OTTAWA, June 16, 2011 /CNW/ - A new joint policy statement affirming the
sexual and reproductive health rights of First Nations, Inuit and Métis
women and youth has been produced through the work of five national
organizations, as well as being endorsed by an additional eight. This
statement, "Sexual and Reproductive Health Rights, Realities and Access
to Services for First Nations, Inuit and Métis People in Canada," was
published in the June issue of the Journal of Obstetrics and Gynaecology Canada.
"In Canada, Aboriginal women experience a disproportionately high rate
of adverse health outcomes, such as STIs, complications in pregnancy
and delivery, teenage pregnancies, and sexual violence," says Dr. Don
Wilson, co-chair of the Society of Obstetricians and Gynaecologists of
Canada's (SOGC) Aboriginal Health Initiative Committee, which
coordinated the production of this important statement. "To address
this, we need to reduce inequities in the availability and
accessibility of sexual and reproductive services. Part of this means
delivering care that is culturally safe; this is crucial to optimal
health and well-being for any population."
Providing culturally-safe care in this context involves adapting
practices and programs to suit the particular needs of Aboriginal
women, including respect for their unique needs, interests, health
beliefs and behaviours.
The five partners involved in the production of this statement are the
SOGC, the Assembly of First Nations, the Canadian Federation for Sexual
Health, Pauktuutit Inuit Women of Canada and the Native Youth Sexual
Health Network. Additional organizations which have endorsed the
statement are the Indigenous Physicians Association of Canada, the Canadian Association of
Perinatal and Women's Health Nurses, the Canadian Association of
Midwives, the National Aboriginal Council of Midwives, the College of
Family Physicians of Canada, the Canadian Medical Association, the
Society of Rural Physicians of Canada, and the Royal College of
Physicians and Surgeons of Canada.
"This is an important step in raising awareness among health-care
professionals, many of whom work with Aboriginal women and youth, about

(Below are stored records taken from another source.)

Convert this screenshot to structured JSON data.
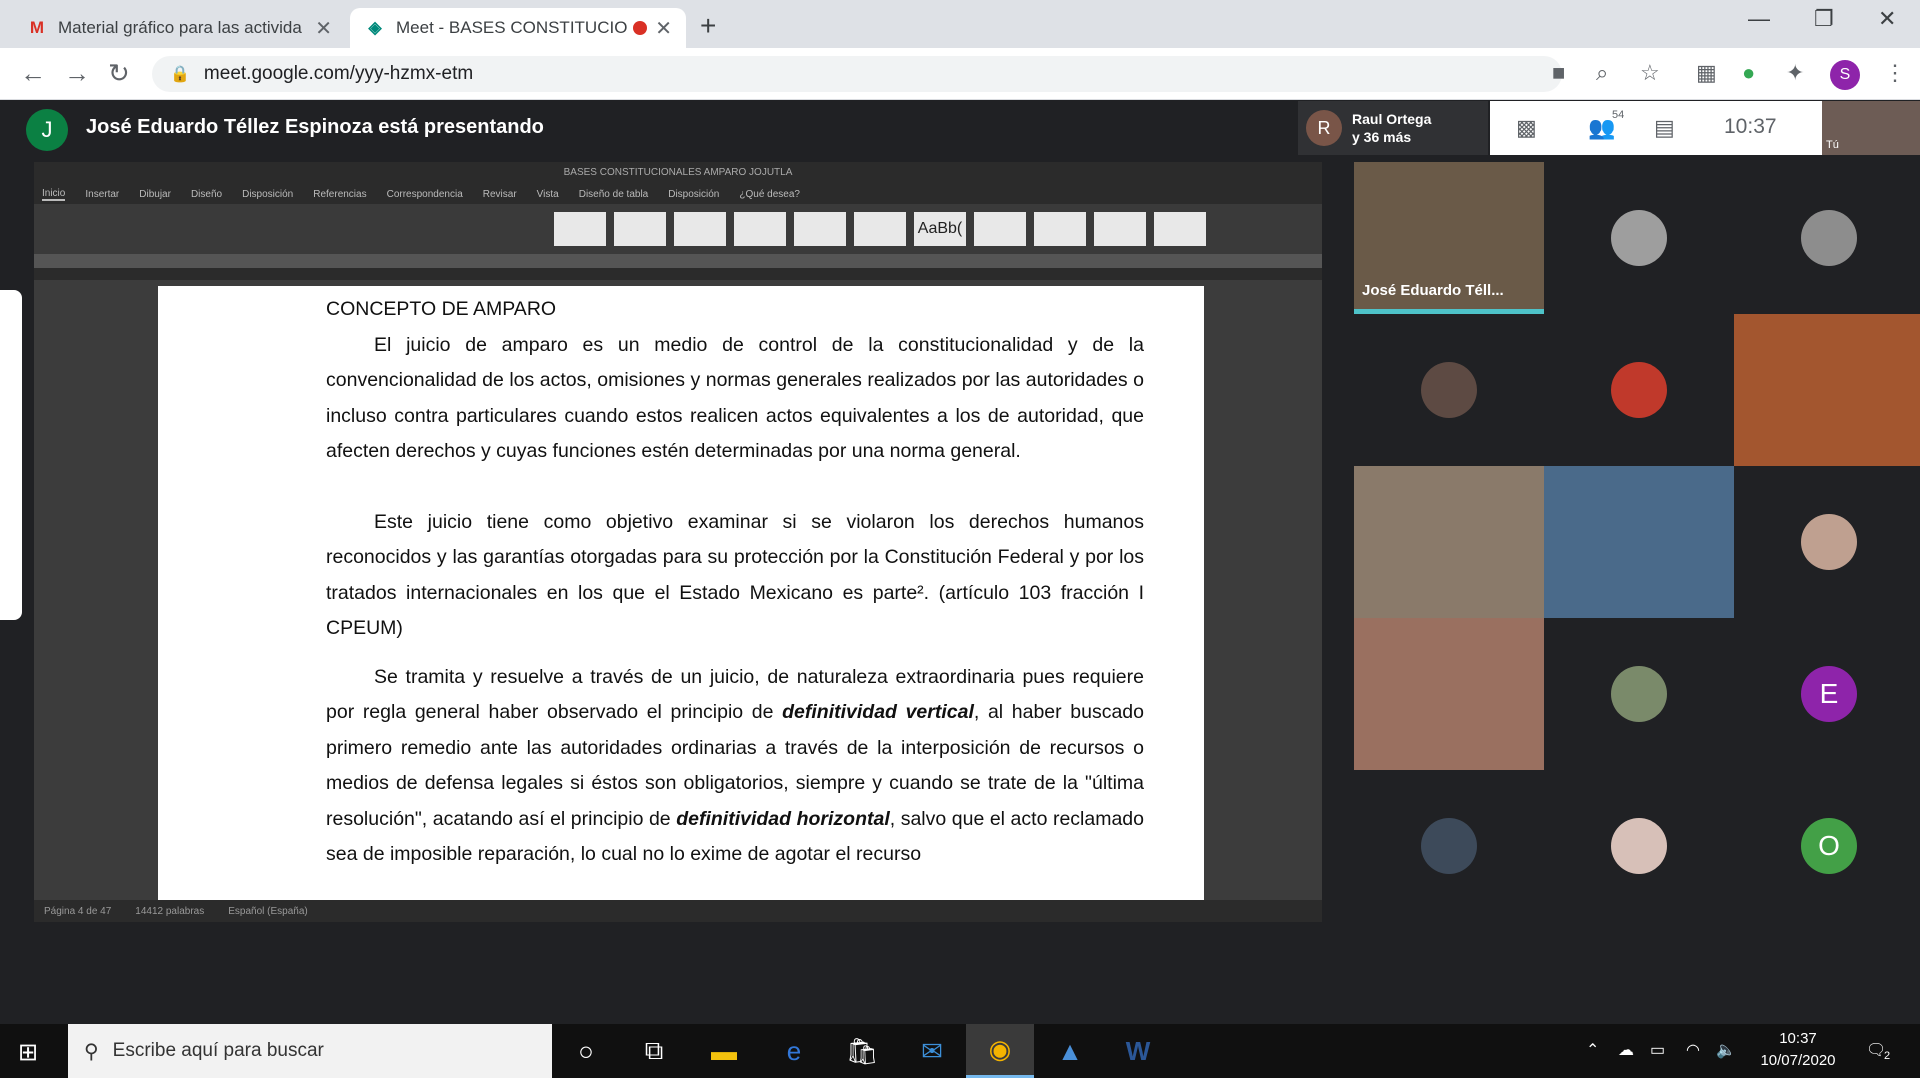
{
  "tabs": [
    {
      "title": "Material gráfico para las activida",
      "icon": "gmail-icon"
    },
    {
      "title": "Meet - BASES CONSTITUCIO",
      "icon": "meet-icon"
    }
  ],
  "url": "meet.google.com/yyy-hzmx-etm",
  "profile_initial": "S",
  "meet": {
    "presenter_initial": "J",
    "presenter_text": "José Eduardo Téllez Espinoza está presentando",
    "raised": {
      "initial": "R",
      "name": "Raul Ortega",
      "more": "y 36 más"
    },
    "participants_count": "54",
    "time": "10:37",
    "self_label": "Tú"
  },
  "word": {
    "title_bar": "BASES CONSTITUCIONALES AMPARO JOJUTLA",
    "menu": [
      "Inicio",
      "Insertar",
      "Dibujar",
      "Diseño",
      "Disposición",
      "Referencias",
      "Correspondencia",
      "Revisar",
      "Vista",
      "Diseño de tabla",
      "Disposición",
      "¿Qué desea?"
    ],
    "big_style": "AaBb(",
    "status": [
      "Página 4 de 47",
      "14412 palabras",
      "Español (España)"
    ]
  },
  "doc": {
    "heading": "CONCEPTO DE AMPARO",
    "p1": "El juicio de amparo es un medio de control de la constitucionalidad y de la convencionalidad de los actos, omisiones y normas generales realizados por las autoridades o incluso contra particulares cuando estos realicen actos equivalentes a los de autoridad, que afecten derechos y cuyas funciones estén determinadas por una norma general.",
    "p2": "Este juicio tiene como objetivo examinar si se violaron los derechos humanos reconocidos y las garantías otorgadas para su protección por la Constitución Federal y por los tratados internacionales en los que el Estado Mexicano es parte². (artículo 103 fracción I CPEUM)",
    "p3_a": "Se tramita y resuelve a través de un juicio, de naturaleza extraordinaria pues requiere por regla general haber observado el principio de ",
    "p3_b": "definitividad vertical",
    "p3_c": ", al haber buscado primero remedio ante las autoridades ordinarias a través de la interposición de recursos o medios de defensa legales si éstos son obligatorios, siempre y cuando se trate de la \"última resolución\", acatando así el principio de ",
    "p3_d": "definitividad horizontal",
    "p3_e": ", salvo que el acto reclamado sea de imposible reparación, lo cual no lo exime de agotar el recurso"
  },
  "tiles": [
    {
      "type": "video",
      "name": "José Eduardo Téll...",
      "color": "#6a5a48",
      "speaking": true
    },
    {
      "type": "avatar",
      "color": "#9e9e9e"
    },
    {
      "type": "avatar",
      "color": "#8d8d8d"
    },
    {
      "type": "avatar",
      "color": "#5d4a43"
    },
    {
      "type": "avatar",
      "color": "#c0392b"
    },
    {
      "type": "video",
      "color": "#a3562f"
    },
    {
      "type": "video",
      "color": "#8a7a6a"
    },
    {
      "type": "video",
      "color": "#4a6a8a"
    },
    {
      "type": "avatar",
      "color": "#bfa090"
    },
    {
      "type": "video",
      "color": "#9a7060"
    },
    {
      "type": "avatar",
      "color": "#7a8a6a"
    },
    {
      "type": "letter",
      "letter": "E",
      "color": "#8e24aa"
    },
    {
      "type": "avatar",
      "color": "#3d4a5a"
    },
    {
      "type": "avatar",
      "color": "#d7c0b8"
    },
    {
      "type": "letter",
      "letter": "O",
      "color": "#43a047"
    }
  ],
  "taskbar": {
    "search_placeholder": "Escribe aquí para buscar",
    "time": "10:37",
    "date": "10/07/2020",
    "notifications": "2"
  }
}
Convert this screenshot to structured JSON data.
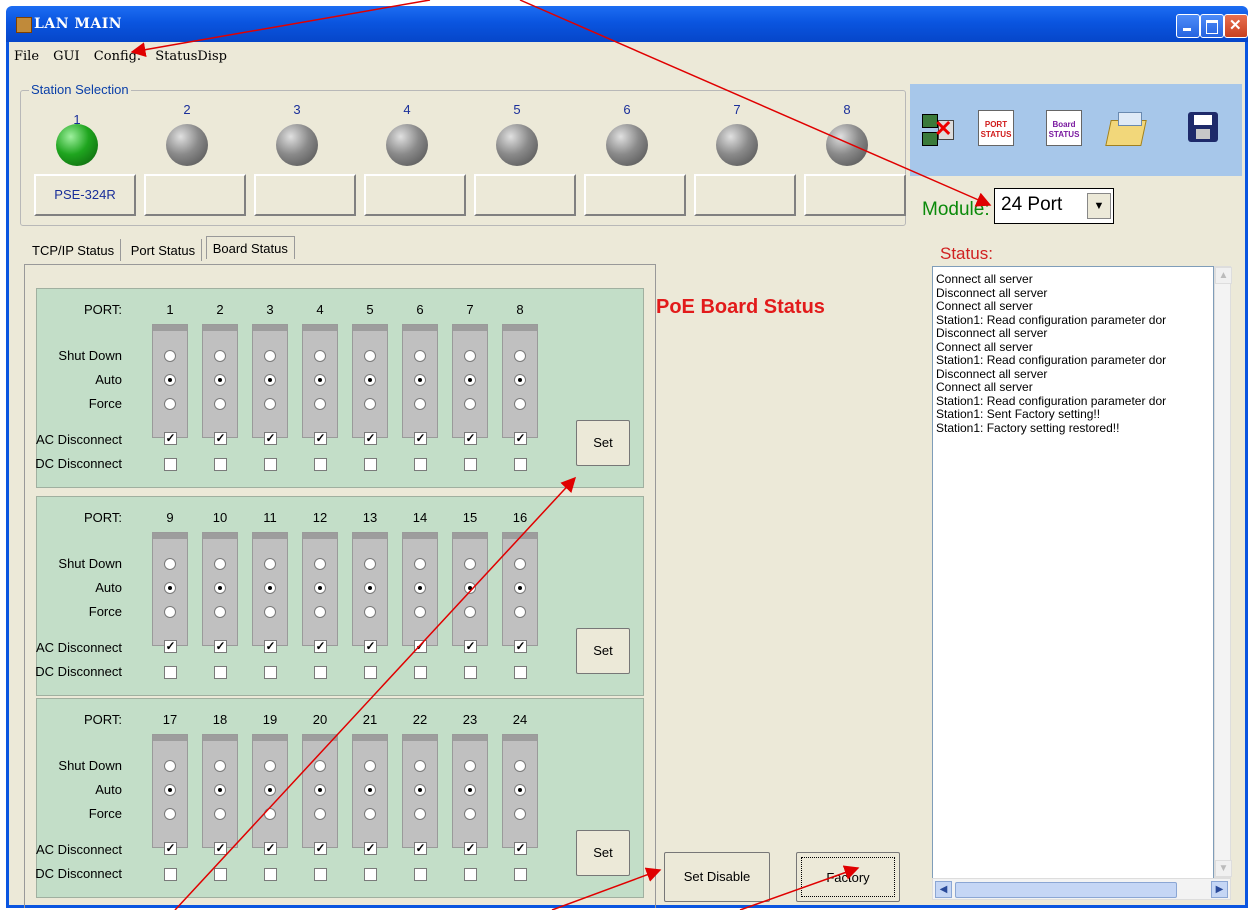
{
  "window": {
    "title": "LAN MAIN"
  },
  "menu": [
    "File",
    "GUI",
    "Config.",
    "StatusDisp"
  ],
  "station_selection": {
    "label": "Station Selection",
    "stations": [
      {
        "number": "1",
        "active": true,
        "device": "PSE-324R"
      },
      {
        "number": "2",
        "active": false,
        "device": ""
      },
      {
        "number": "3",
        "active": false,
        "device": ""
      },
      {
        "number": "4",
        "active": false,
        "device": ""
      },
      {
        "number": "5",
        "active": false,
        "device": ""
      },
      {
        "number": "6",
        "active": false,
        "device": ""
      },
      {
        "number": "7",
        "active": false,
        "device": ""
      },
      {
        "number": "8",
        "active": false,
        "device": ""
      }
    ]
  },
  "toolbar": {
    "port_status_label": "PORT STATUS",
    "board_status_label": "Board STATUS"
  },
  "module": {
    "label": "Module:",
    "value": "24 Port"
  },
  "tabs": [
    "TCP/IP Status",
    "Port Status",
    "Board Status"
  ],
  "board": {
    "title": "PoE Board Status",
    "labels": {
      "port": "PORT:",
      "shutdown": "Shut Down",
      "auto": "Auto",
      "force": "Force",
      "ac": "AC Disconnect",
      "dc": "DC Disconnect"
    },
    "set_label": "Set",
    "groups": [
      {
        "ports": [
          "1",
          "2",
          "3",
          "4",
          "5",
          "6",
          "7",
          "8"
        ]
      },
      {
        "ports": [
          "9",
          "10",
          "11",
          "12",
          "13",
          "14",
          "15",
          "16"
        ]
      },
      {
        "ports": [
          "17",
          "18",
          "19",
          "20",
          "21",
          "22",
          "23",
          "24"
        ]
      }
    ],
    "mode_selected": "Auto",
    "ac_disconnect_checked": true,
    "dc_disconnect_checked": false,
    "set_disable_label": "Set Disable",
    "factory_label": "Factory"
  },
  "status": {
    "label": "Status:",
    "lines": [
      "Connect all server",
      "Disconnect all server",
      "Connect all server",
      "Station1: Read configuration parameter dor",
      "Disconnect all server",
      "Connect all server",
      "Station1: Read configuration parameter dor",
      "Disconnect all server",
      "Connect all server",
      "Station1: Read configuration parameter dor",
      "Station1: Sent Factory setting!!",
      "Station1: Factory setting restored!!"
    ]
  },
  "colors": {
    "titlebar": "#0a55e0",
    "panel_green": "#c3dec8",
    "board_title": "#e21b1b",
    "status_label": "#d02020",
    "module_label": "#0a8a0a",
    "toolbar_bg": "#a7c7ea",
    "annotation_arrow": "#e00000"
  }
}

sexual and reproductive health rights and realities," says Dr. André
Lalonde, executive vice-president of the SOGC. "It also provides a
common starting point for organizations to move forward in the
development of accessible, culturally-relevant public health materials
and youth-driven, community-based projects."
Recommendations outlined in this statement include the need for
health-care providers, organizations, and political and community
leaders across Canada to advocate awareness of sexual and reproductive
health rights; advise the Government of Canada to act on and implement
the recommendations of the UN Declaration on the Rights of Indigenous
Peoples; develop cultural competence among health-care providers;
support the development of a federal-provincial-territorial Aboriginal
birthing strategy, promote awareness and understanding of Non-Insured
Health Benefits (NIHB) for First Nations and Inuit among health-care
providers; and promote changes to NIHB policies to increase access to
emergency and alternative contraceptives, counselling on sexual and
mental health, and midwifery; and to encourage a return of traditional
birthing to communities.
The statement was published in advance of National Aboriginal Day on
June 21, when the SOGC will host an International Indigenous Women's
Health Symposium at its Annual Clinical Meeting in Vancouver, attended
by nearly 700 health-care professionals. As part of this event, the
SOGC will also be launching a new website with resources for the
promotion of Aboriginal sexual health.
About the SOGC
The SOGC is one of Canada's oldest national specialty organizations.
Established in 1944, the Society's mission is to promote excellence in
the practice of obstetrics and gynaecology and to advance the health of
women through leadership, advocacy, collaboration, outreach and
education. The SOGC represents obstetricians/ gynaecologists, family
physicians, nurses, midwives and allied health professionals working in
the field of sexual reproductive health. For more information, visit www.sogc.org.
SOURCE Society of Obstetricians and Gynaecologists of Canada
For further information:
Society of Obstetricians and Gynaecologists of Canada
Tel: (613) 730-4192 or Toll-free: 1-800-561-2416, ext. 366